N2 - The role of metabolic disturbance in polycystic ovary syndrome (PCOS) has been well established, with insulin resistance and the resulting compensatory hyperinsulinemia thought to promote hyperandrogenemia. Genome-wide association studies (GWAS) have established a large number of loci for metabolic conditions such as type 2 diabetes and obesity. A subset of these loci has been investigated for a role in PCOS; these studies generally have not revealed a confirmed role for these loci in PCOS risk. However, a large scale investigation of genes related to these pathways has not previously been performed. We conducted a two stage case control association study of 121,715 single nucleotide polymorphisms (SNPs) selected to represent susceptibility loci associated with traits such as type 2 diabetes, obesity measures, lipid levels and cardiovascular function using the Cardio-Metabochip in 847 PCOS cases and 845 controls. Several hypothesis-generating associations with PCOS were observed (top SNP rs2129107, P = 3.8 × 10 -6). We did not find any loci definitively associated with PCOS after strict correction for multiple testing, suggesting that cardio-metabolic loci are not major risk factors underlying the susceptibility to PCOS.
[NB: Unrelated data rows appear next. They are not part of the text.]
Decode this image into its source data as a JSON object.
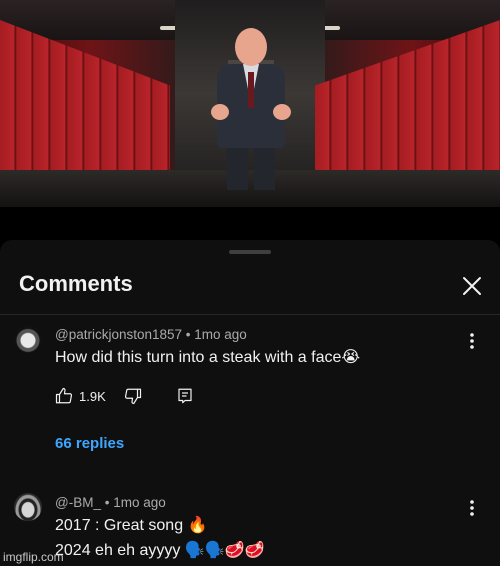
{
  "video": {
    "icons": [
      "hallway-scene"
    ]
  },
  "comments_panel": {
    "title": "Comments",
    "close_icon": "close-icon",
    "comments": [
      {
        "author": "@patrickjonston1857",
        "age": "1mo ago",
        "text": "How did this turn into a steak with a face😭",
        "likes": "1.9K",
        "replies_label": "66 replies"
      },
      {
        "author": "@-BM_",
        "age": "1mo ago",
        "line1": "2017 : Great song 🔥",
        "line2": "2024 eh eh ayyyy 🗣️🗣️🥩🥩"
      }
    ]
  },
  "watermark": "imgflip.com",
  "colors": {
    "background": "#0f0f0f",
    "link": "#3ea6ff",
    "meta": "#aaaaaa"
  }
}
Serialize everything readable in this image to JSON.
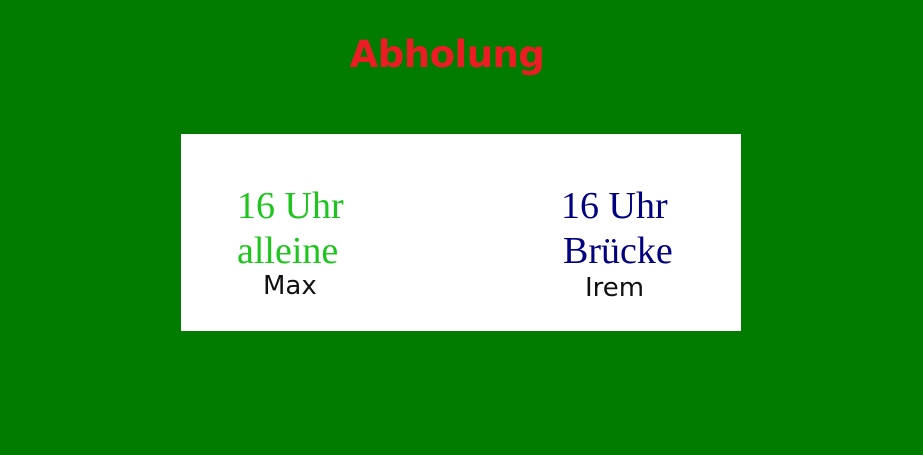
{
  "page": {
    "title": "Abholung",
    "background_color": "#017c01",
    "title_color": "#ec1c24"
  },
  "card": {
    "background_color": "#ffffff",
    "entries": [
      {
        "time": "16 Uhr",
        "place": "alleine",
        "name": "Max",
        "color": "#1ec51e"
      },
      {
        "time": "16 Uhr",
        "place": "Brücke",
        "name": "Irem",
        "color": "#000080"
      }
    ]
  }
}
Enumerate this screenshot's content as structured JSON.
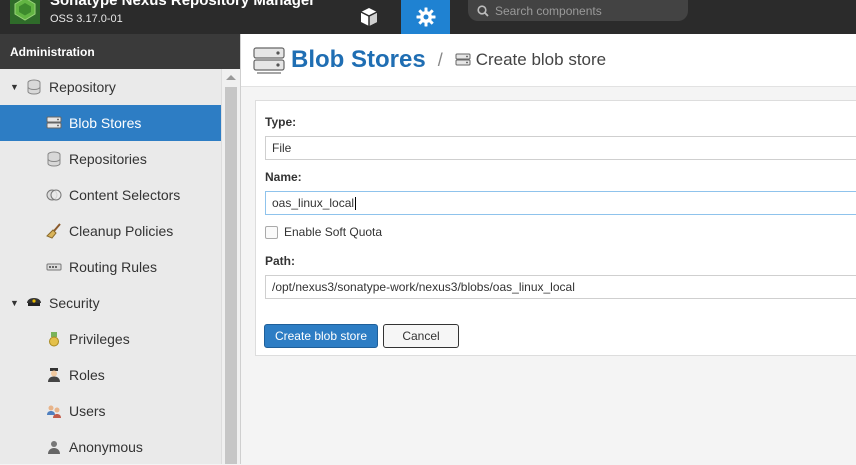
{
  "header": {
    "app_title": "Sonatype Nexus Repository Manager",
    "version": "OSS 3.17.0-01",
    "search_placeholder": "Search components",
    "browse_icon": "cube-icon",
    "admin_icon": "gear-icon",
    "colors": {
      "bar": "#2b2b2b",
      "active": "#1f82d2"
    }
  },
  "sidebar": {
    "heading": "Administration",
    "items": [
      {
        "label": "Repository",
        "icon": "database-icon",
        "kind": "group"
      },
      {
        "label": "Blob Stores",
        "icon": "blob-store-icon",
        "kind": "child",
        "selected": true
      },
      {
        "label": "Repositories",
        "icon": "database-icon",
        "kind": "child"
      },
      {
        "label": "Content Selectors",
        "icon": "content-selector-icon",
        "kind": "child"
      },
      {
        "label": "Cleanup Policies",
        "icon": "broom-icon",
        "kind": "child"
      },
      {
        "label": "Routing Rules",
        "icon": "routing-icon",
        "kind": "child"
      },
      {
        "label": "Security",
        "icon": "police-hat-icon",
        "kind": "group"
      },
      {
        "label": "Privileges",
        "icon": "medal-icon",
        "kind": "child"
      },
      {
        "label": "Roles",
        "icon": "role-icon",
        "kind": "child"
      },
      {
        "label": "Users",
        "icon": "users-icon",
        "kind": "child"
      },
      {
        "label": "Anonymous",
        "icon": "anonymous-icon",
        "kind": "child"
      }
    ]
  },
  "breadcrumb": {
    "title": "Blob Stores",
    "separator": "/",
    "subtitle": "Create blob store"
  },
  "form": {
    "type_label": "Type:",
    "type_value": "File",
    "name_label": "Name:",
    "name_value": "oas_linux_local",
    "soft_quota_label": "Enable Soft Quota",
    "soft_quota_checked": false,
    "path_label": "Path:",
    "path_value": "/opt/nexus3/sonatype-work/nexus3/blobs/oas_linux_local",
    "create_button": "Create blob store",
    "cancel_button": "Cancel"
  }
}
AB - The role of metabolic disturbance in polycystic ovary syndrome (PCOS) has been well established, with insulin resistance and the resulting compensatory hyperinsulinemia thought to promote hyperandrogenemia. Genome-wide association studies (GWAS) have established a large number of loci for metabolic conditions such as type 2 diabetes and obesity. A subset of these loci has been investigated for a role in PCOS; these studies generally have not revealed a confirmed role for these loci in PCOS risk. However, a large scale investigation of genes related to these pathways has not previously been performed. We conducted a two stage case control association study of 121,715 single nucleotide polymorphisms (SNPs) selected to represent susceptibility loci associated with traits such as type 2 diabetes, obesity measures, lipid levels and cardiovascular function using the Cardio-Metabochip in 847 PCOS cases and 845 controls. Several hypothesis-generating associations with PCOS were observed (top SNP rs2129107, P = 3.8 × 10 -6). We did not find any loci definitively associated with PCOS after strict correction for multiple testing, suggesting that cardio-metabolic loci are not major risk factors underlying the susceptibility to PCOS.

UR - http://www.scopus.com/inward/record.url?scp=84857061970&partnerID=8YFLogxK

UR - http://www.scopus.com/inward/citedby.url?scp=84857061970&partnerID=8YFLogxK

U2 - 10.1016/j.steroids.2011.12.005

DO - 10.1016/j.steroids.2011.12.005

M3 - Article

C2 - 22178785

AN - SCOPUS:84857061970

VL - 77

SP - 317

EP - 322

JO - Steroids

JF - Steroids

SN - 0039-128X

IS - 4

ER -